Private William Crooks


The background of this North Irish Horseman is not known for certain at present, other than that he was born in or around 1894 and that he was from Cookstown, County Tyrone.

He was, most likely, the William John Crooks born on 14 September 1893 at Mackenny, Cookstown, the seventh of eight children of farmer William John Crooks and his Canadian-born wife Mary Jane (nee Casey). Although he grew up at Mackenny, by the time of the 1911 Census he was living with three of his sisters at 64 Dundee Street, Belfast, and working as a cutter in a wareroom

(Another possibility is that he was the William Henry Crooks born on 23 October 1893 at Lismoney, Moneymore, son of flax dresser John Crooks and his wife Mary (nee Nelson)).

Crooks enlisted in the North Irish Horse between 13 January and 1 February 1913 (No.782). Around that time he was living at Millburn Street, Cookstown. On 20 August 1914 he embarked for France with C Squadron, seeing action on the retreat from Mons and advance to the Aisne.

Crooks was mentioned in an article published on 28 November 1914 by the Mid-Ulster Mail:

Driver W. J. Arbuthnott, of the North Irish Horse, son of Mr. W. J. Arbuthnott, Drumbanaway, writing to a friend says:--"I am quite well, but I do not know the minute I may be laid low. Still I keep a brave heart and take everything light-heartedly and gay, and as long as the Lord spares me I will do my duty as a soldier and a man. Taking God for my guide I fear no foe. I have come through a few battles safely. All the rest of the boys are well and doing good work at the front, especially the Cookstown chaps. We are very well looked after with food and clothes, and we never want for anything, and not one of the Cookstown party of the North Irish Horse has got a wound, though all have shown up bravely at the post of duty. Sergeant Ashcroft, John Maxwell, Samuel Espey, Willie Crooks, Willie Anderson, George Henry, and Albert James McKenna, are the Cookstown fellows in the same troop as me. The French people are very kind to us. Almost all the work on the farms is done by bullocks and the carting by dogs. It seems wonderful to us how bullocks and dogs could be trained for such work. The main crops are wheat and sugar beet, with lots of vineyards. I have seen the Indian troops in action. They are doing good work, but are very hard to keep back. They run up and down charging the enemy with bayonets.

... and in another article published on 12 December 1914:

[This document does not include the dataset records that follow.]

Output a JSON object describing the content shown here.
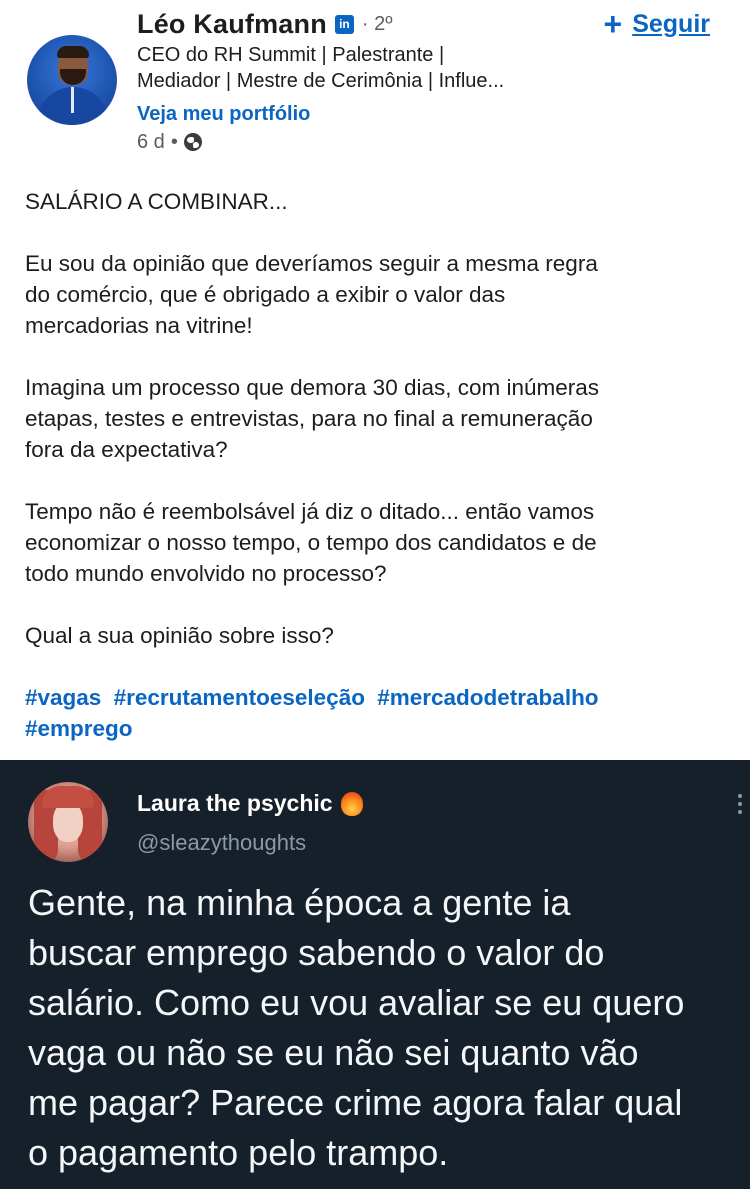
{
  "linkedin_post": {
    "author_name": "Léo Kaufmann",
    "platform_badge": "in",
    "connection_degree": "· 2º",
    "follow_label": "Seguir",
    "headline_line1": "CEO do RH Summit | Palestrante |",
    "headline_line2": "Mediador | Mestre de Cerimônia | Influe...",
    "portfolio_link": "Veja meu portfólio",
    "timestamp": "6 d",
    "dot": "•",
    "body": {
      "p1": "SALÁRIO A COMBINAR...",
      "p2_l1": "Eu sou da opinião que deveríamos seguir a mesma regra",
      "p2_l2": "do comércio, que é obrigado a exibir o valor das",
      "p2_l3": "mercadorias na vitrine!",
      "p3_l1": "Imagina um processo que demora 30 dias, com inúmeras",
      "p3_l2": "etapas, testes e entrevistas, para no final a remuneração",
      "p3_l3": "fora da expectativa?",
      "p4_l1": "Tempo não é reembolsável já diz o ditado... então vamos",
      "p4_l2": "economizar o nosso tempo, o tempo dos candidatos e de",
      "p4_l3": "todo mundo envolvido no processo?",
      "p5": "Qual a sua opinião sobre isso?"
    },
    "hashtags": [
      "#vagas",
      "#recrutamentoeseleção",
      "#mercadodetrabalho",
      "#emprego"
    ]
  },
  "tweet": {
    "display_name": "Laura the psychic",
    "handle": "@sleazythoughts",
    "text_l1": "Gente, na minha época a gente ia",
    "text_l2": "buscar emprego sabendo o valor do",
    "text_l3": "salário. Como eu vou avaliar se eu quero",
    "text_l4": "vaga ou não se eu não sei quanto vão",
    "text_l5": "me pagar? Parece crime agora falar qual",
    "text_l6": "o pagamento pelo trampo."
  },
  "colors": {
    "linkedin_blue": "#0a66c2",
    "tweet_bg": "#15202b",
    "tweet_text": "#f4f6f8",
    "tweet_muted": "#8b98a5"
  },
  "icons": {
    "linkedin_badge": "linkedin-logo-icon",
    "follow": "plus-icon",
    "visibility": "globe-icon",
    "tweet_emoji": "flame-heart-icon",
    "tweet_menu": "more-vertical-icon"
  }
}
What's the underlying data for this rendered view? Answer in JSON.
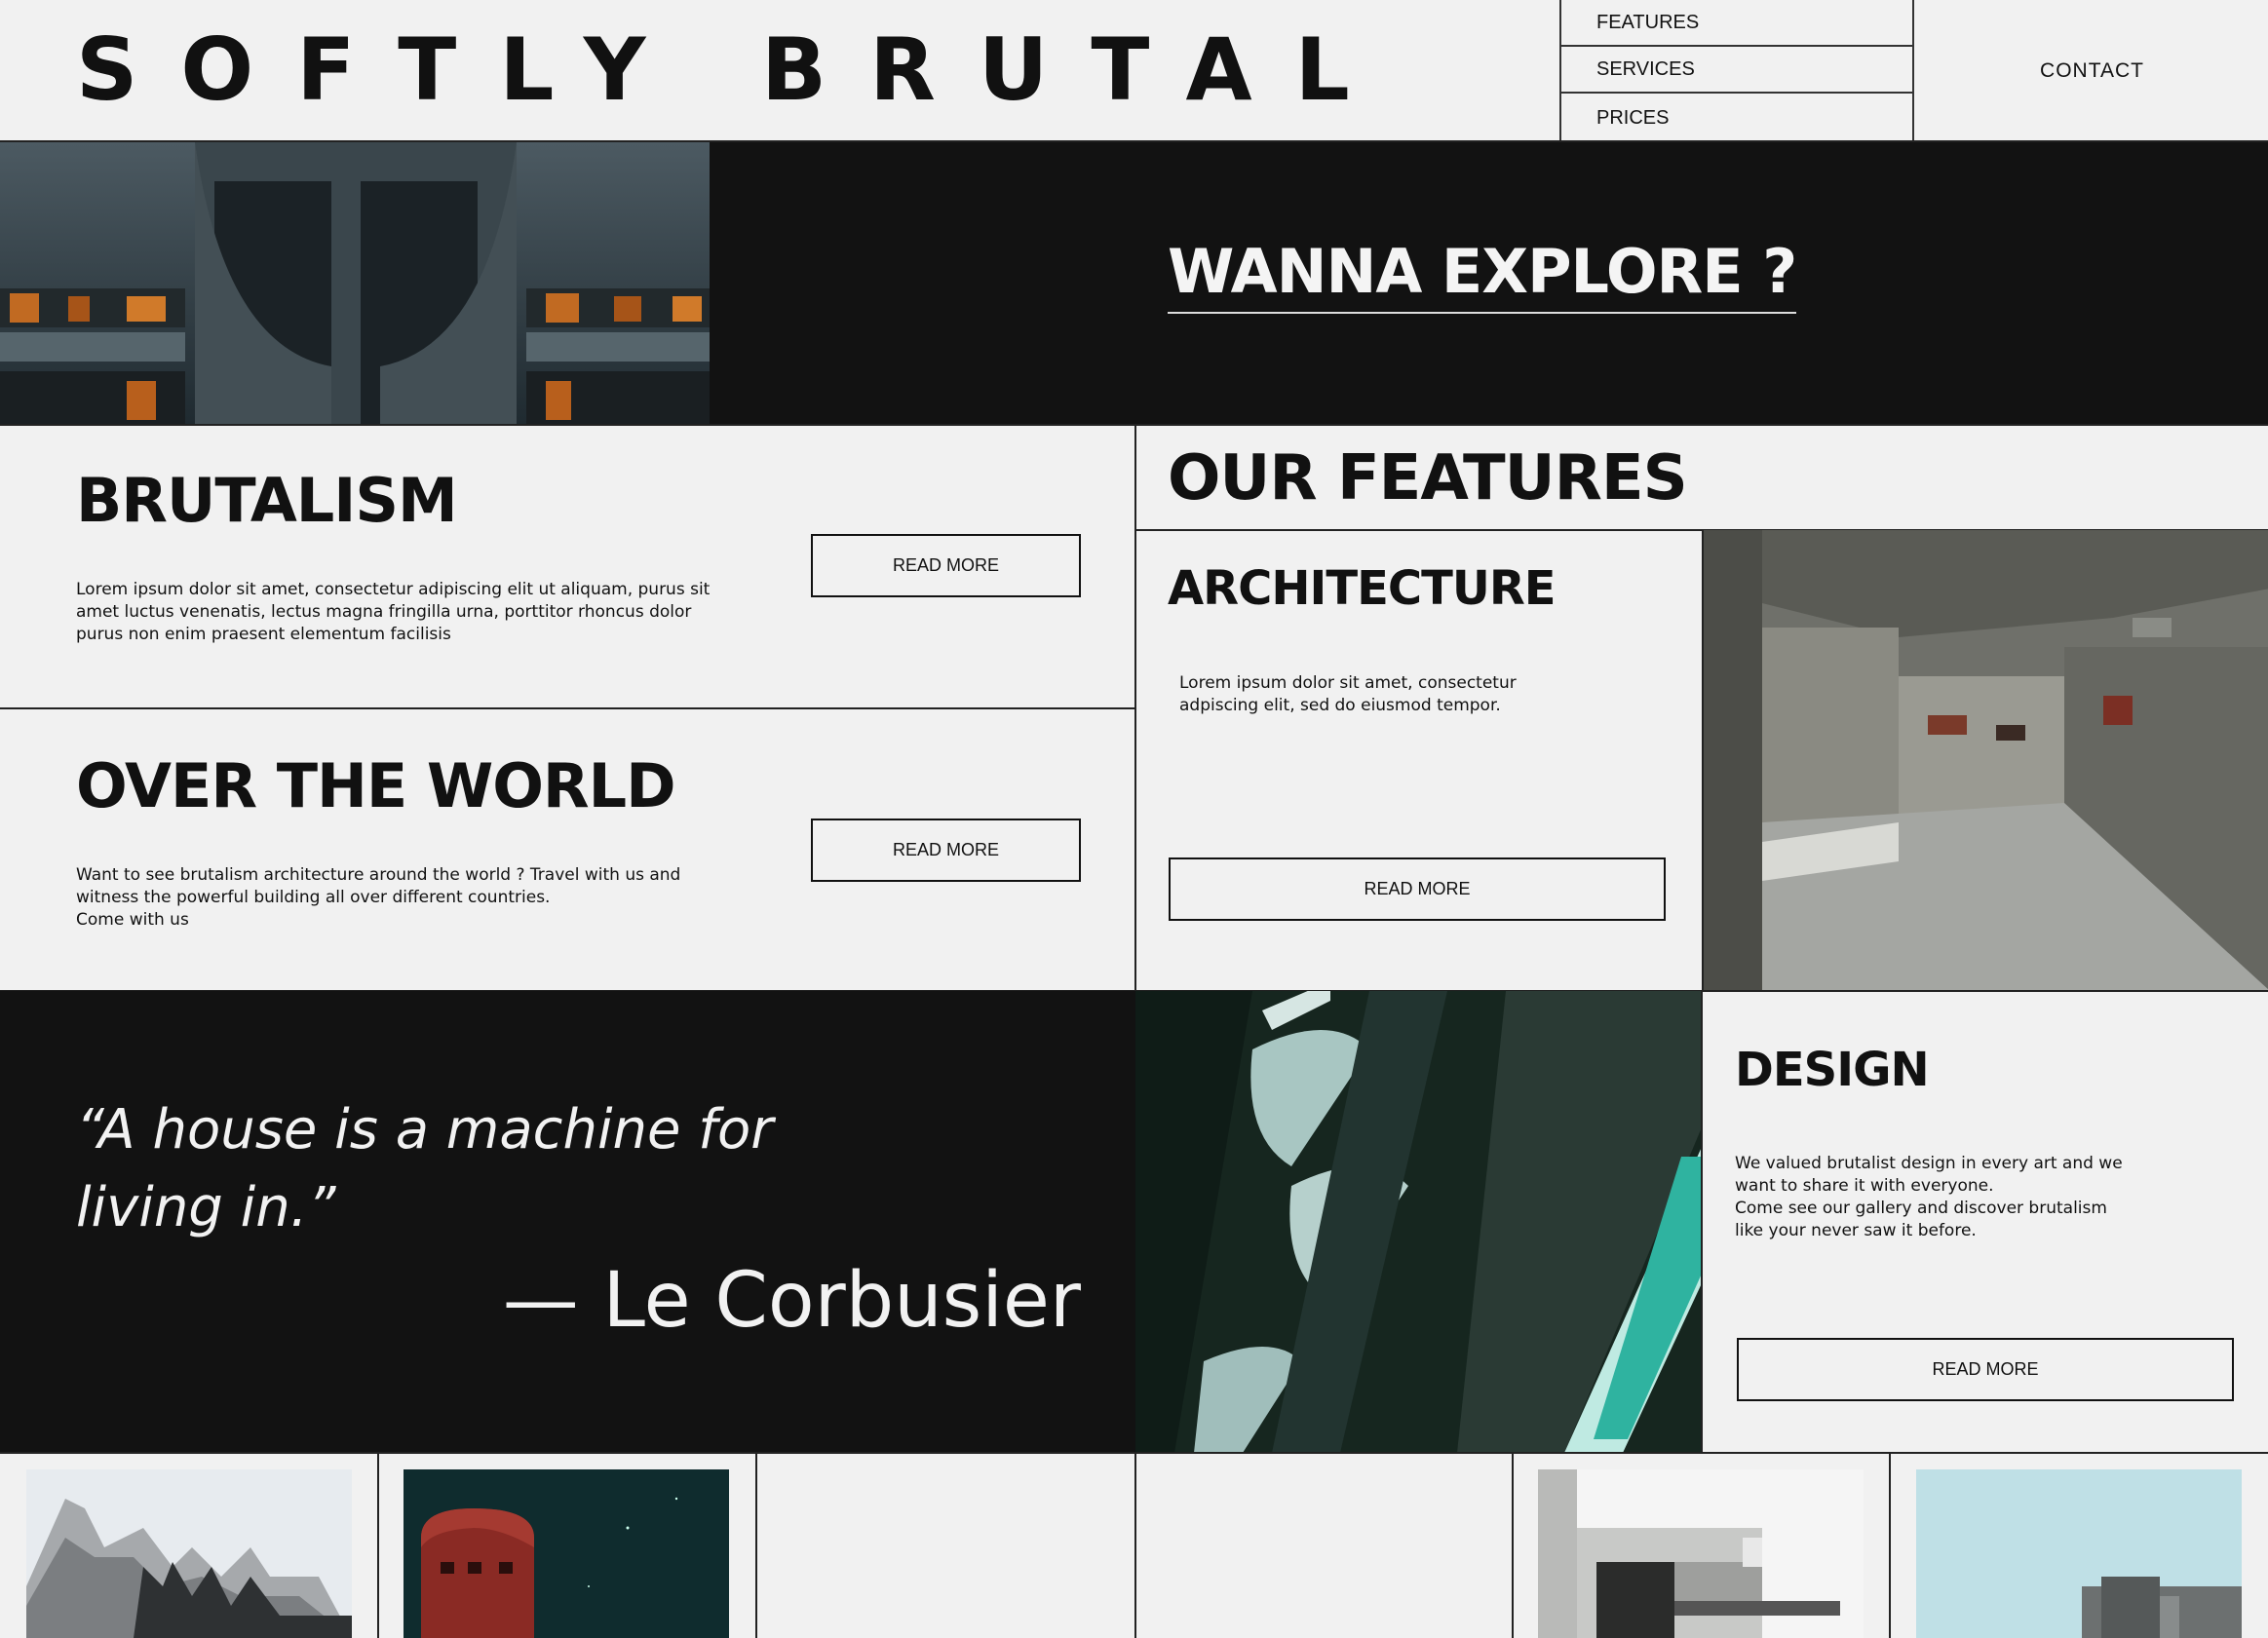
{
  "brand": {
    "title": "SOFTLY BRUTAL"
  },
  "nav": {
    "items": [
      {
        "label": "FEATURES"
      },
      {
        "label": "SERVICES"
      },
      {
        "label": "PRICES"
      }
    ],
    "contact": "CONTACT"
  },
  "hero": {
    "cta": "WANNA EXPLORE ?"
  },
  "brutalism": {
    "title": "BRUTALISM",
    "text": "Lorem ipsum dolor sit amet, consectetur adipiscing elit ut aliquam, purus sit\namet luctus venenatis, lectus magna fringilla urna, porttitor rhoncus dolor\npurus non enim praesent elementum facilisis",
    "button": "READ MORE"
  },
  "world": {
    "title": "OVER THE WORLD",
    "text": "Want to see brutalism architecture around the world ? Travel with us and\nwitness the powerful building all over different countries.\nCome with us",
    "button": "READ MORE"
  },
  "features": {
    "heading": "OUR FEATURES",
    "architecture": {
      "title": "ARCHITECTURE",
      "text": "Lorem ipsum dolor sit amet, consectetur\nadpiscing elit, sed do eiusmod tempor.",
      "button": "READ MORE"
    },
    "design": {
      "title": "DESIGN",
      "text": "We valued brutalist design in every art and we\nwant to share it with everyone.\nCome see our gallery and discover brutalism\nlike your never saw it before.",
      "button": "READ MORE"
    }
  },
  "quote": {
    "text": "“A house is a machine for\nliving in.”",
    "author": "— Le Corbusier"
  },
  "colors": {
    "dark": "#111111",
    "light": "#f1f1f1",
    "accent_teal": "#2fb3a0"
  }
}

Trooper Robert Averall, of the North Irish Horse, writing to Mr. John G. Gamble, of Magherafelt, in 2nd inst., says – "We are having a badly needed rest just now, as our horses were nearly played out. Cavalry is not much use in the trenches, but we hope to get plenty of work when the Germans get on the move again, and I hope the next halt will be in Berlin. It is hardly likely we will be home for Christmas, but I hope we will be there for the 'Twelfth!' Four Cookstown fellows are here in my troop – Sergeant Ashcroft, Corporal Espie, Lance-Corporal Henry, and Trooper Willie Crooks. We are visited by the enemy's aeroplanes almost every day. They fly over our lines and drop bombs all over the place but do not do much damage, and we usually manage to bring them down in the end. We were on guard during the King's visit, and were on the look out for spies. We succeeded in capturing two disguised as shepherds. They had some sheep and a dog. We are getting tired of mutton chops, so we will perhaps try dog-flesh for a change!! Remember me to all the comrades in the U.V.F., and tell them I am hoping to rejoin their ranks soon.

One document suggests that by April 1915 Crooks had joined the regiment's A Squadron, but this has not been confirmed.

In mid-1916 A Squadron joined with D and E Squadrons to form the 1st North Irish Horse Regiment, serving as corps cavalry to VII then XIX Corps. C Squadron joined with F Squadron and the 6th (Inniskilling) Dragoons Service Squadron to form the 2nd North Irish Horse Regiment, serving as corps cavalry to X Corps.

In September 1917 the 2nd North Irish Horse Regiment was disbanded and most of its men, together with some surplus to the needs of the 1st NIH Regiment, were transferred to the 9th (Service) Battalion, Royal Irish Fusiliers – renamed the 9th (North Irish Horse) Battalion. Crooks, like most, was transferred on 20 September. He was issued a new regimental number – 41257. He probably saw action with the battalion at the Battle of Cambrai in November and December 1917.

On 28 December 1917 Crooks was one of twenty-four former North Irish Horsemen who transferred from the 9th Battalion, Royal Irish Fusiliers, to the Tank Corps (No.304869). Following training at the Tank Corps Depot at Bovington near Wareham, Dorset, Crooks was posted to the 15th Battalion with the rank of gunner.

On 15 January 1919 Crooks was discharged and transferred to Class Z, Army Reserve.